My least favorite part of being a freelancer is the administrative side. I don’t mind doing the math or the work, but I don’t really enjoy answering emails, giving quotes, collecting money, doing parking lot art drop offs, or maintaining what’s been done and what needs to be done. Its an area I’m really striving to grow in. I really just needs a legit studio assistant, so if you’re cool with working for free for an emerging Birmingham artist hit me up.

How did your career change help your mental health? Generally its only upped my anxiety levels and heightened my neurotic tendencies. But I’m working with my counselor to find a good balance, and I’m learning to find my worth in more than just the quantity and self-perceived quality of my work and the limited engagement that comes almost exclusively from social media. I will say that mental health care has made pursuing this dream something achievable. If I weren’t on medication and pursuing counseling and peer support I wouldn’t be able to do as much as I do.

What do you want to do more of in the future? I’ve got a few things in the works for the next year.
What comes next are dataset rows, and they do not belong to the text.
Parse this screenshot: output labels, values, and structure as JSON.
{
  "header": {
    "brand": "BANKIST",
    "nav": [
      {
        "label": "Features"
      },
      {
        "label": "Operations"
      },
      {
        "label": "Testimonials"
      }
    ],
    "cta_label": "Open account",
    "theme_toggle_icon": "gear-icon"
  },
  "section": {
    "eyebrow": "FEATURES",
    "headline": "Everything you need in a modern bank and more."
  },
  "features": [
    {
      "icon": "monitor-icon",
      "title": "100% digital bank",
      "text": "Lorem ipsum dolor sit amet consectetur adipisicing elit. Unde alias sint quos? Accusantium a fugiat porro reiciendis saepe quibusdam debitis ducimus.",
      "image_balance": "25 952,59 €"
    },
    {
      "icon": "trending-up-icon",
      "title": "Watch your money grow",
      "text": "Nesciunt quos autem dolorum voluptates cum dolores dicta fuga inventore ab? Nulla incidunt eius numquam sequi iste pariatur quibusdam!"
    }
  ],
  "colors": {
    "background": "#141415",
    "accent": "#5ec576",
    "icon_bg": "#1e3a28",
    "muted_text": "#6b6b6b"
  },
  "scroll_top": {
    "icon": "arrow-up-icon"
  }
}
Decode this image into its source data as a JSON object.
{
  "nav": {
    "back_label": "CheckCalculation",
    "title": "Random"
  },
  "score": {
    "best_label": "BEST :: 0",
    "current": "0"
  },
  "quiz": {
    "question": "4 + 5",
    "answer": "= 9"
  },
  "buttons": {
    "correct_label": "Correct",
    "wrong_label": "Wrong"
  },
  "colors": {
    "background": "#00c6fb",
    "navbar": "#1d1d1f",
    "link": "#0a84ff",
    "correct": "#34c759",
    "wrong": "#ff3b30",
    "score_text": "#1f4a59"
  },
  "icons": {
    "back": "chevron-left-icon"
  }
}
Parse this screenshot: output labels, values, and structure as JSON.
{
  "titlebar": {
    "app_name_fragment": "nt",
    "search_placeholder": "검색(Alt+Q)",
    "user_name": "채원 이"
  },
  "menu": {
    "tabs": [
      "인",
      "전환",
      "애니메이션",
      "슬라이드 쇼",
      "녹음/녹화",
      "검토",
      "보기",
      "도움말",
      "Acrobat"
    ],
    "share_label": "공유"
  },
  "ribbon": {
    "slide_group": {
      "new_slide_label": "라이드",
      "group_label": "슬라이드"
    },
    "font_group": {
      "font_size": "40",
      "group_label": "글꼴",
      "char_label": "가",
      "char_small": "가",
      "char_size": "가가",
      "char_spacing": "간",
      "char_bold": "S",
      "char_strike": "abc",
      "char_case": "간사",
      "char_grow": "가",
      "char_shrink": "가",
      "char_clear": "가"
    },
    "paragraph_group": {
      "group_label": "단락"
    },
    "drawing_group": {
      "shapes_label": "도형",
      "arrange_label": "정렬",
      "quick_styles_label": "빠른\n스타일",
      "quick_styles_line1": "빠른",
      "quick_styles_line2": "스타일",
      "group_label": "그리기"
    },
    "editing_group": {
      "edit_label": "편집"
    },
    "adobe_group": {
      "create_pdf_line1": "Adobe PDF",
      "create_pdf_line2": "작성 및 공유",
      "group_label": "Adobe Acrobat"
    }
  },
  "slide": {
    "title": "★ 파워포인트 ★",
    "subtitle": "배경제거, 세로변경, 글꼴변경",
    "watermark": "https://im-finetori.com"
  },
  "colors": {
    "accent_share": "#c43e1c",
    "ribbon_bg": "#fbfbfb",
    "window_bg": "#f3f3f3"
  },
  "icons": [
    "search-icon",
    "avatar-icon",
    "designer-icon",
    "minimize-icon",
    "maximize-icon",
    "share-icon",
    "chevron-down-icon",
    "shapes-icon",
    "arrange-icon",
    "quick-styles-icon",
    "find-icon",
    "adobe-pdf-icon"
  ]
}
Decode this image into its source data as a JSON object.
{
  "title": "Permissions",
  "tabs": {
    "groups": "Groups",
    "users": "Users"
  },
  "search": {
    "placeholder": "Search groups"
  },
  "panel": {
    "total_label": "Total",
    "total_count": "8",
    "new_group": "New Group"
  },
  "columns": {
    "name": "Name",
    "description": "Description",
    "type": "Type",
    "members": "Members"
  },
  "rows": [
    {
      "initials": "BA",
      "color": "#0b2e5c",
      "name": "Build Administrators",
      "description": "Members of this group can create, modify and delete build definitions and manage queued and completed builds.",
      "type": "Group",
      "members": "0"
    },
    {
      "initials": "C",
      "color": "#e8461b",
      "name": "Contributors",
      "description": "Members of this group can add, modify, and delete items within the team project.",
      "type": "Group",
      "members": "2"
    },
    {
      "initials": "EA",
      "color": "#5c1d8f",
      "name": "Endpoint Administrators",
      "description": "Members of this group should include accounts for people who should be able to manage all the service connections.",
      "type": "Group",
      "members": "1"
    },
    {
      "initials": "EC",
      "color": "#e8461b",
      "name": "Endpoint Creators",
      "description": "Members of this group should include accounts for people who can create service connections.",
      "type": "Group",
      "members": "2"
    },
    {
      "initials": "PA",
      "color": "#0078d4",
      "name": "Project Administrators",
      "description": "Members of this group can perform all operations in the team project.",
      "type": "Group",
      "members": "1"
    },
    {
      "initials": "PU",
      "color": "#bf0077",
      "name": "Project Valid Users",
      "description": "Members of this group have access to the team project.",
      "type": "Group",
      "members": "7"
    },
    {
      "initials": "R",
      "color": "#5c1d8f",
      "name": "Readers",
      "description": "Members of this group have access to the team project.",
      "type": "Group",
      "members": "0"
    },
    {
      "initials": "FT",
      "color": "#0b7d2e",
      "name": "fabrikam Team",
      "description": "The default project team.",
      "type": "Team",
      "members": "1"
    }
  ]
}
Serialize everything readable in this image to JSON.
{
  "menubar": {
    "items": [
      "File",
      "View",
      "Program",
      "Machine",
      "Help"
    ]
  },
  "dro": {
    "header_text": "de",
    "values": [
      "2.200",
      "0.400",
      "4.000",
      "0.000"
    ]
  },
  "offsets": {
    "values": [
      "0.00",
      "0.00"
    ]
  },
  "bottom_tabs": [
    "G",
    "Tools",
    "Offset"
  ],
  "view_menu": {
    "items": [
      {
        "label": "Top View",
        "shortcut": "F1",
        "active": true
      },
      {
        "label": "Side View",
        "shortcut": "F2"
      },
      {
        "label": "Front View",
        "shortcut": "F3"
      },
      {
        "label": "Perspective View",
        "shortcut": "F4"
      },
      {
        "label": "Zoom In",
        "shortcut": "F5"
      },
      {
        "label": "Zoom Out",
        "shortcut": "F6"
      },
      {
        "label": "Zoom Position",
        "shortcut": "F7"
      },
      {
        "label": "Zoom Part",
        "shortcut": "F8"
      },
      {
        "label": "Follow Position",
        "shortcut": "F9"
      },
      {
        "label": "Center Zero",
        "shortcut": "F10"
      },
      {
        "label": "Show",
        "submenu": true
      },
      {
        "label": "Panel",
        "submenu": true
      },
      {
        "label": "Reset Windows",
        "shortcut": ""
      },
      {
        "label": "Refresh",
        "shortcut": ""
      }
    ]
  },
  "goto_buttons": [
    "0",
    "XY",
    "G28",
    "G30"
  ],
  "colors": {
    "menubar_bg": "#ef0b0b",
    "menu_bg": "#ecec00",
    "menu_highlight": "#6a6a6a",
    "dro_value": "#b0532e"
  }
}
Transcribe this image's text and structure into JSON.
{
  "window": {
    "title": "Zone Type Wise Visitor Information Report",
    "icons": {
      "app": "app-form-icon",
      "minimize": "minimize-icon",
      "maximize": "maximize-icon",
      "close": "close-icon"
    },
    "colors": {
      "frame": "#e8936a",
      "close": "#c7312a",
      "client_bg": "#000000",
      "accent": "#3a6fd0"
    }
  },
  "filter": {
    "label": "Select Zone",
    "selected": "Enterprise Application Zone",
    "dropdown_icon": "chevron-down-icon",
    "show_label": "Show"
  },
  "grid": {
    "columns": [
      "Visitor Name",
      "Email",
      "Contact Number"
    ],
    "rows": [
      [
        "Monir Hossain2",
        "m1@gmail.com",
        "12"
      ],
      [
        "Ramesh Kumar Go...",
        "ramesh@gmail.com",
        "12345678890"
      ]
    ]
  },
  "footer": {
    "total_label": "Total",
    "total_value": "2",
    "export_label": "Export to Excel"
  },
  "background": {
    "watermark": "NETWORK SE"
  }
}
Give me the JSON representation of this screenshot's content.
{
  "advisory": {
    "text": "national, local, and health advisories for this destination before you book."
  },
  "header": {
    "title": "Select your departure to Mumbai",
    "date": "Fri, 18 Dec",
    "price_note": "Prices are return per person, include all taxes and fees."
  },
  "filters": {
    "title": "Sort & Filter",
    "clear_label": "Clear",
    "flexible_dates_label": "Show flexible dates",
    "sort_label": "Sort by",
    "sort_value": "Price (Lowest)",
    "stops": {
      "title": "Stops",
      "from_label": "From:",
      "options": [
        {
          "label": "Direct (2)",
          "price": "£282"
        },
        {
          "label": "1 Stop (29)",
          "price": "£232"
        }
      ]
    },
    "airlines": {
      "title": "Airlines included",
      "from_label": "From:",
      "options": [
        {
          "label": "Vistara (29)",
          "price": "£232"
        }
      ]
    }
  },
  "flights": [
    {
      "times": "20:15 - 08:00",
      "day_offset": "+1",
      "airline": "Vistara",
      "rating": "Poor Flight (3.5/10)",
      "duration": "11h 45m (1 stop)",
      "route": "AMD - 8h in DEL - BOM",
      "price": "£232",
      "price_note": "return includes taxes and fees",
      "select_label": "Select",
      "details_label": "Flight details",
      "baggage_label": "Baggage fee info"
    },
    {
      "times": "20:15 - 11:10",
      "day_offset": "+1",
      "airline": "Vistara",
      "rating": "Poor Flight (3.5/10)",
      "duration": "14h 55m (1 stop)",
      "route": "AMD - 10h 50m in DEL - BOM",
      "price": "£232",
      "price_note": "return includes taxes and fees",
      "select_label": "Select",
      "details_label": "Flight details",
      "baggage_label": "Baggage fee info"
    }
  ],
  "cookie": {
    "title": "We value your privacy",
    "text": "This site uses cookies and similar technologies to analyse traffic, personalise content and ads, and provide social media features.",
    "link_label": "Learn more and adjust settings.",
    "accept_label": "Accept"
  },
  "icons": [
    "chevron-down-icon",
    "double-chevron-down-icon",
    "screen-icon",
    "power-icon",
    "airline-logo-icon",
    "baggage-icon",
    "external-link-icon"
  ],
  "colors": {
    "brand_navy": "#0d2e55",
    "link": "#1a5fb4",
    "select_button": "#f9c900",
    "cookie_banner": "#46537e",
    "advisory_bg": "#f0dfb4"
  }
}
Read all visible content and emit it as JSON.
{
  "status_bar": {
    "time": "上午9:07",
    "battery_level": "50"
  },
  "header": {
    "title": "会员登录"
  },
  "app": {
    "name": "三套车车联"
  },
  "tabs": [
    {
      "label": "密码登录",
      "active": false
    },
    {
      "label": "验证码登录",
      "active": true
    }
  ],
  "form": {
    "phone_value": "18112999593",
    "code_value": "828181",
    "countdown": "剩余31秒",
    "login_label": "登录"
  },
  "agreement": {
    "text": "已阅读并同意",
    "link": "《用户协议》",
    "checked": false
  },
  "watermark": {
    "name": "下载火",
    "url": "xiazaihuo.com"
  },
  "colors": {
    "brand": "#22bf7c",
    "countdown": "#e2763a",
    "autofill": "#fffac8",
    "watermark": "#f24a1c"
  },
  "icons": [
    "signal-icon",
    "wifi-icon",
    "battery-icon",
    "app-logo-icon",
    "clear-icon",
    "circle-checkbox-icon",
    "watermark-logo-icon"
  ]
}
I’m going to continue growing my animal portraits, and I’m going to keep developing the new style I’m working on. I’m really into the idea of exploring landscapes and cityscapes in my own unique style. I’m going to draw more. I’d like to try oils again, but who knows when/if that will happen. I’ve kind of been toying with the idea of branching into sculpture, but I hold the art form in such reverence that I may never attempt anything. I’d also like to start offering prints and products.